_DESCRIPTION OF THE TASK:_ Within the data below, find the string "icon" and return each line where it occurs.

_DATA UNDER STUDY:_

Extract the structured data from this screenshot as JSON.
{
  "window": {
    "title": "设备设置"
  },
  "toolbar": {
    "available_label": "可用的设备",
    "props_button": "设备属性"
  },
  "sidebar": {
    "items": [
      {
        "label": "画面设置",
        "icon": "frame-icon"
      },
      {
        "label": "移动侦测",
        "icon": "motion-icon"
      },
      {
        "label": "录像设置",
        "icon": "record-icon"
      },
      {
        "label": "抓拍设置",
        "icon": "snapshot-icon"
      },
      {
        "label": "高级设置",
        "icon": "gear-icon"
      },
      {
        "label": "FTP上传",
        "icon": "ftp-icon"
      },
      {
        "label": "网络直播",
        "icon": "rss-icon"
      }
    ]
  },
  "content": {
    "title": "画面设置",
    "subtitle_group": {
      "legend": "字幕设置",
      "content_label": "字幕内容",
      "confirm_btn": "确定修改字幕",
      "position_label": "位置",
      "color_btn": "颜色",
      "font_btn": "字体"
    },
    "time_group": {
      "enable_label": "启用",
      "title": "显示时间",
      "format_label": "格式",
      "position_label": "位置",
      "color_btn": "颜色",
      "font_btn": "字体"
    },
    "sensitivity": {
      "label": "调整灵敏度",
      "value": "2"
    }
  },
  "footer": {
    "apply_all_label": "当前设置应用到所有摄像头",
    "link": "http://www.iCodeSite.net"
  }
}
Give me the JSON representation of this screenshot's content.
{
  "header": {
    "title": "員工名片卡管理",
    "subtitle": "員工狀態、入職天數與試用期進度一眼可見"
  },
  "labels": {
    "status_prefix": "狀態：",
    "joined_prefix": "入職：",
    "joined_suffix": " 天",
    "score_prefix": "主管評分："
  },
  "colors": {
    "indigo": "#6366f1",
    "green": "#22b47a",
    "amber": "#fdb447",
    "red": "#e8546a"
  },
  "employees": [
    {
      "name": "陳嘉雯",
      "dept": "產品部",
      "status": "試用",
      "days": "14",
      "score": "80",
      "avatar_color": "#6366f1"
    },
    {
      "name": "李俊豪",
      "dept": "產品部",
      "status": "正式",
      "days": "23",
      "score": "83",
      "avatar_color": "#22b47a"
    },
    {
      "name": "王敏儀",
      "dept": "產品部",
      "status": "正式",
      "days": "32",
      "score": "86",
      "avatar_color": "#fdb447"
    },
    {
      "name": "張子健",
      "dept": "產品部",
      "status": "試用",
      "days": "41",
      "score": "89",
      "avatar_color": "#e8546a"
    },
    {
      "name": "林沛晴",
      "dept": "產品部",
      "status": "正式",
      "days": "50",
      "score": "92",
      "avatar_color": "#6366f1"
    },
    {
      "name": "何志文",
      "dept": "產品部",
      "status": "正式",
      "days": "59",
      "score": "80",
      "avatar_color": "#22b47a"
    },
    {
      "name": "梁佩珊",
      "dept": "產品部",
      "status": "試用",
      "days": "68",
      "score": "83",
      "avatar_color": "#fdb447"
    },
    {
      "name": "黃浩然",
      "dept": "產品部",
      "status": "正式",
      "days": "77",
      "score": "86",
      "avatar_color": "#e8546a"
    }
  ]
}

_TASK OUTPUT:_
        "icon": "frame-icon"
        "icon": "motion-icon"
        "icon": "record-icon"
        "icon": "snapshot-icon"
        "icon": "gear-icon"
        "icon": "ftp-icon"
        "icon": "rss-icon"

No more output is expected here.